EXERCISE DETAILS: Report each line of the data below in which "inventory" appears.

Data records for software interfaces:
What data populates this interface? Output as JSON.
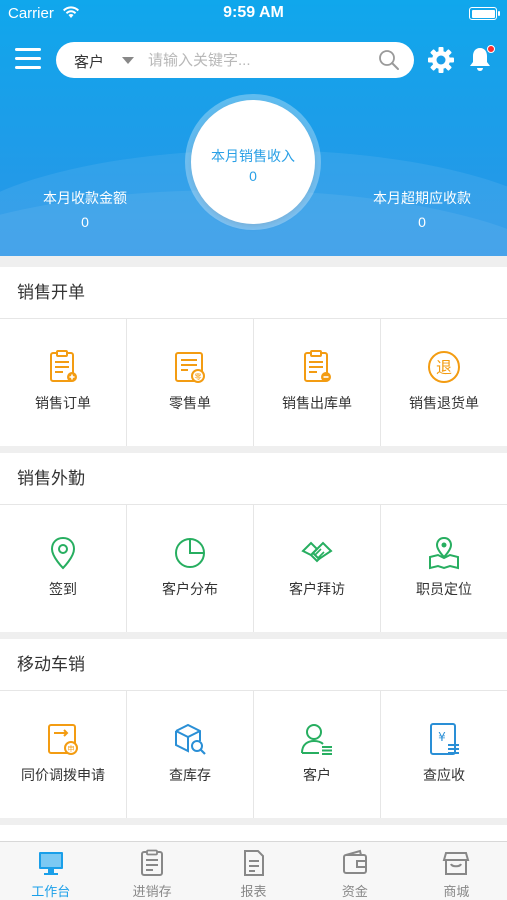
{
  "status_bar": {
    "carrier": "Carrier",
    "time": "9:59 AM"
  },
  "header": {
    "search": {
      "type_label": "客户",
      "placeholder": "请输入关键字..."
    },
    "center_stat": {
      "label": "本月销售收入",
      "value": "0"
    },
    "left_stat": {
      "label": "本月收款金额",
      "value": "0"
    },
    "right_stat": {
      "label": "本月超期应收款",
      "value": "0"
    },
    "notification_dot_color": "#ff2d2d"
  },
  "sections": [
    {
      "title": "销售开单",
      "items": [
        {
          "label": "销售订单",
          "icon": "sales-order-icon"
        },
        {
          "label": "零售单",
          "icon": "retail-bill-icon"
        },
        {
          "label": "销售出库单",
          "icon": "sales-outbound-icon"
        },
        {
          "label": "销售退货单",
          "icon": "sales-return-icon"
        }
      ]
    },
    {
      "title": "销售外勤",
      "items": [
        {
          "label": "签到",
          "icon": "location-pin-icon"
        },
        {
          "label": "客户分布",
          "icon": "pie-chart-icon"
        },
        {
          "label": "客户拜访",
          "icon": "handshake-icon"
        },
        {
          "label": "职员定位",
          "icon": "map-pin-icon"
        }
      ]
    },
    {
      "title": "移动车销",
      "items": [
        {
          "label": "同价调拨申请",
          "icon": "transfer-request-icon"
        },
        {
          "label": "查库存",
          "icon": "inventory-search-icon"
        },
        {
          "label": "客户",
          "icon": "customer-icon"
        },
        {
          "label": "查应收",
          "icon": "receivable-icon"
        }
      ]
    }
  ],
  "tabbar": [
    {
      "label": "工作台",
      "icon": "workbench-icon",
      "active": true
    },
    {
      "label": "进销存",
      "icon": "inventory-icon",
      "active": false
    },
    {
      "label": "报表",
      "icon": "report-icon",
      "active": false
    },
    {
      "label": "资金",
      "icon": "wallet-icon",
      "active": false
    },
    {
      "label": "商城",
      "icon": "store-icon",
      "active": false
    }
  ],
  "colors": {
    "accent_blue": "#1a9fe9",
    "orange_icons": "#f39c12",
    "green_icons": "#27ae60",
    "blue_icons": "#2a8fd6",
    "tab_inactive": "#888888"
  }
}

ANSWER BOX:
          "icon": "inventory-search-icon"
      "icon": "inventory-icon",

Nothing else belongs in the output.